The WEO report found that renewables are set to grow rapidly in all of the four IEA's future energy scenarios in the report, with solar at the center of this new constellation of electricity generation technologies.
According to the report, solar photovoltaics (PV) are currently cheaper than new coal or gas-fired power plants in most countries with the support of policies and maturing technologies that enable cheap access to capital for renewables in leading markets.
Although oil demand is expected to fall on average by 8% and coal by 7% this year, solar power power capacity per year is estimated to expand by an average of 12% corresponding to 280 gigawatts of annual capacity additions.
Commenting on the solar energy sector growth, Fatih Birol, the IEA's executive director said, "I see solar becoming the new king of the world’s electricity markets. Based on today’s policy settings, it is on track to set new records for deployment every year after 2022."
"If governments and investors step up their clean energy efforts in line with our Sustainable Development Scenario, the growth of both solar and wind would be even more spectacular and hugely encouraging for overcoming the world’s climate challenge," he noted.
The WEO-2020 report shows that strong growth of renewables needs to be paired with robust investment in electricity grid systems as these will prove to be a weak link in the transformation of the power sector without enough investment.
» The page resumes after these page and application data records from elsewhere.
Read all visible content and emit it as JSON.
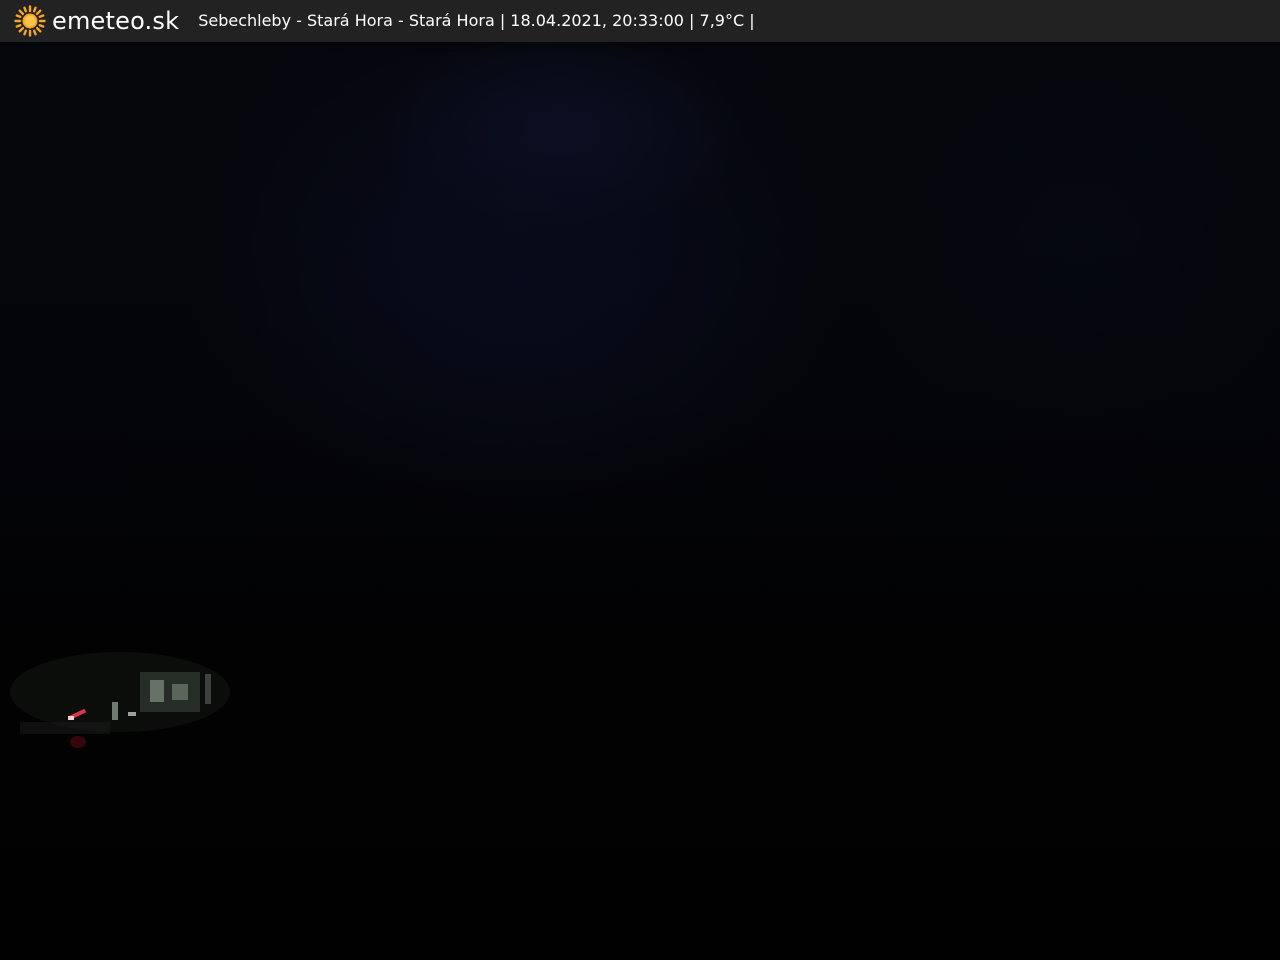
{
  "brand": {
    "name": "emeteo.sk",
    "icon": "sun-icon",
    "icon_color": "#f5a623"
  },
  "caption": {
    "text": "Sebechleby - Stará Hora - Stará Hora | 18.04.2021, 20:33:00 | 7,9°C |"
  },
  "colors": {
    "bar_background": "#222222",
    "text": "#ffffff"
  }
}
Out of the global electricity demand that is set to grow by 20% up to 2030, renewables will meet 80% of this demand growth, the report said. It noted that hydropower remains the largest renewable source but solar is the main source of growth followed by onshore and offshore wind.
- Low economic growth is not low-emissions strategy
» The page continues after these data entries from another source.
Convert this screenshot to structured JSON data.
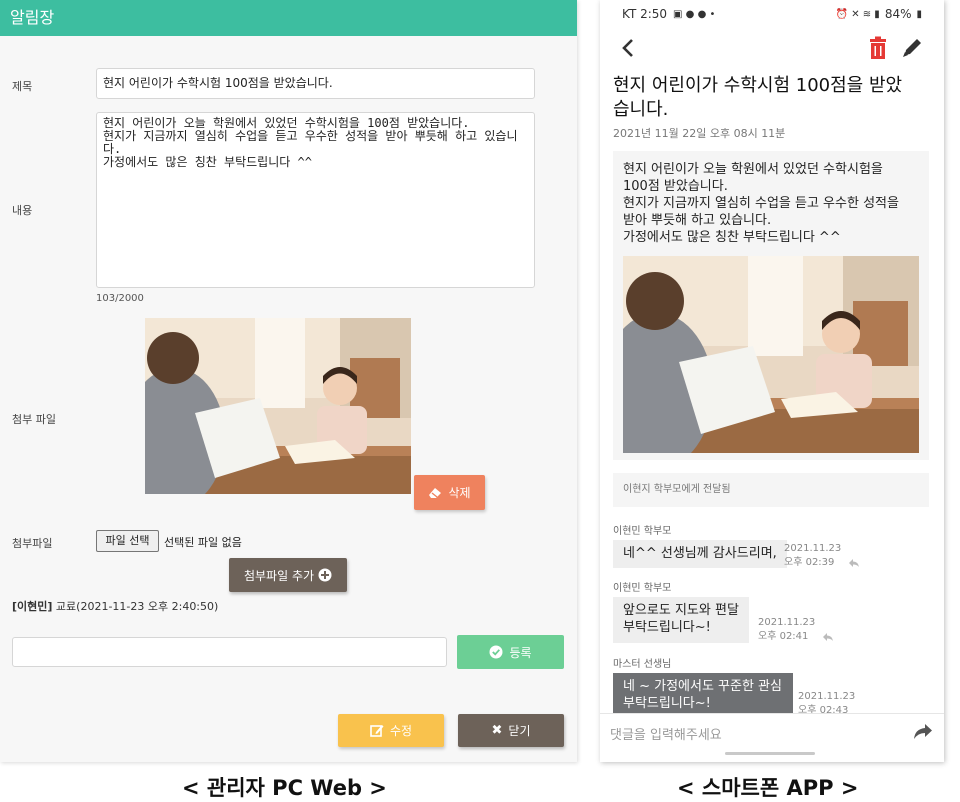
{
  "pc": {
    "header_title": "알림장",
    "labels": {
      "title": "제목",
      "content": "내용",
      "attachment": "첨부 파일",
      "attachment_file": "첨부파일"
    },
    "title_value": "현지 어린이가 수학시험 100점을 받았습니다.",
    "content_value": "현지 어린이가 오늘 학원에서 있었던 수학시험을 100점 받았습니다.\n현지가 지금까지 열심히 수업을 듣고 우수한 성적을 받아 뿌듯해 하고 있습니다.\n가정에서도 많은 칭찬 부탁드립니다 ^^",
    "char_count": "103/2000",
    "delete_label": "삭제",
    "file_select_label": "파일 선택",
    "file_status": "선택된 파일 없음",
    "add_file_label": "첨부파일 추가",
    "log_name": "[이현민]",
    "log_text": " 교료(2021-11-23 오후 2:40:50)",
    "register_label": "등록",
    "edit_label": "수정",
    "close_label": "닫기",
    "colors": {
      "header": "#3dbea0",
      "delete": "#ef825e",
      "register": "#6ccf95",
      "edit": "#f9c24d",
      "dark": "#6d6259"
    }
  },
  "phone": {
    "status_left": "KT 2:50",
    "status_battery": "84%",
    "title": "현지 어린이가 수학시험 100점을 받았습니다.",
    "date": "2021년 11월 22일 오후 08시 11분",
    "body": "현지 어린이가 오늘 학원에서 있었던 수학시험을\n100점 받았습니다.\n현지가 지금까지 열심히 수업을 듣고 우수한 성적을\n받아 뿌듯해 하고 있습니다.\n가정에서도 많은 칭찬 부탁드립니다 ^^",
    "delivered": "이현지 학부모에게 전달됨",
    "comments": [
      {
        "name": "이현민 학부모",
        "text": "네^^ 선생님께 감사드리며,",
        "date": "2021.11.23",
        "time": "오후 02:39"
      },
      {
        "name": "이현민 학부모",
        "text": "앞으로도 지도와 편달\n부탁드립니다~!",
        "date": "2021.11.23",
        "time": "오후 02:41"
      },
      {
        "name": "마스터 선생님",
        "text": "네 ~ 가정에서도 꾸준한 관심\n부탁드립니다~!",
        "date": "2021.11.23",
        "time": "오후 02:43"
      }
    ],
    "input_placeholder": "댓글을 입력해주세요",
    "colors": {
      "trash": "#e53935"
    }
  },
  "captions": {
    "left": "< 관리자 PC Web >",
    "right": "< 스마트폰 APP >"
  }
}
The report attributed the huge drop in global energy demand and investments due to the COVID-19 crisis, which has caused more disruption than any other event in recent history.
Birol stated that despite a record drop in global emissions this year, the world is far from doing enough to put them into a decisive decline.
The economic downturn has only temporarily suppressed emissions, he said but added that low economic growth is not a low-emissions strategy but rather one that would only serve to further impoverish the world’s most vulnerable populations.
He recommended that only through faster structural changes would the way energy is produced and consumed break the emissions trend for good.
“Governments have the capacity and responsibility to take decisive action to accelerate clean energy transition,” he said.
Lockdowns in several countries to prevent the spread of COVID-19 were cited by the IEA as the main reason for the decrease in global energy demand with cancelled flights, the drop in transport usage and with millions of people working from home.
One upshot of this slowing economic activity is the forecast of a 7% drop in global energy-related emissions.
"Global emissions are set to bounce back more slowly than after the financial crisis of 2008-2009, but the world is still a long way from a sustainable recovery,” according to the IEA.
To counter the rise of emissions, the agency recommended a step-change in clean energy investment, which would offer a way to boost economic growth, create jobs and reduce emissions.
“This approach has not yet featured prominently in plans proposed to date," the report said except for the EU, the UK, Canada, Korea, New Zealand and a handful of other countries.
- Energy investments to fall by 18%
According to the report, emission reduction efforts need to focus on existing energy infrastructure like coal plants, steel mills and cement factories or otherwise, international climate goals will be pushed out of reach regardless of actions in other areas.
"Detailed new analysis in the WEO-2020 shows that if today’s energy infrastructure continues to operate in the same way as it has done so far, it would already lock in a temperature rise of 1.65 degrees Celsius," the report said.
The report emphasized the need to put clean energy investment at the center of the economic recovery packages so the world can be on track for a resilient energy system that can meet climate goals.
According to the WEO, global energy investments will also decrease by 18% this year due to lower demand, economic uncertainties and the weak balance sheets of companies.
In one of the four scenarios presented in the WEO report, the Stated Policies Scenario, which reflects today’s announced policy intentions and targets, the world's energy demand rebounds to its pre-crisis level in early 2023 but this recovery does not happen until 2025 in case of a prolonged pandemic and deeper slump.
"Slower demand growth lowers the outlook for oil and gas prices compared with pre-crisis trends. But large falls in investment increase the risk of future market volatility," the report underlined.
By Nuran Erkul Kaya and Gulsen Cagatay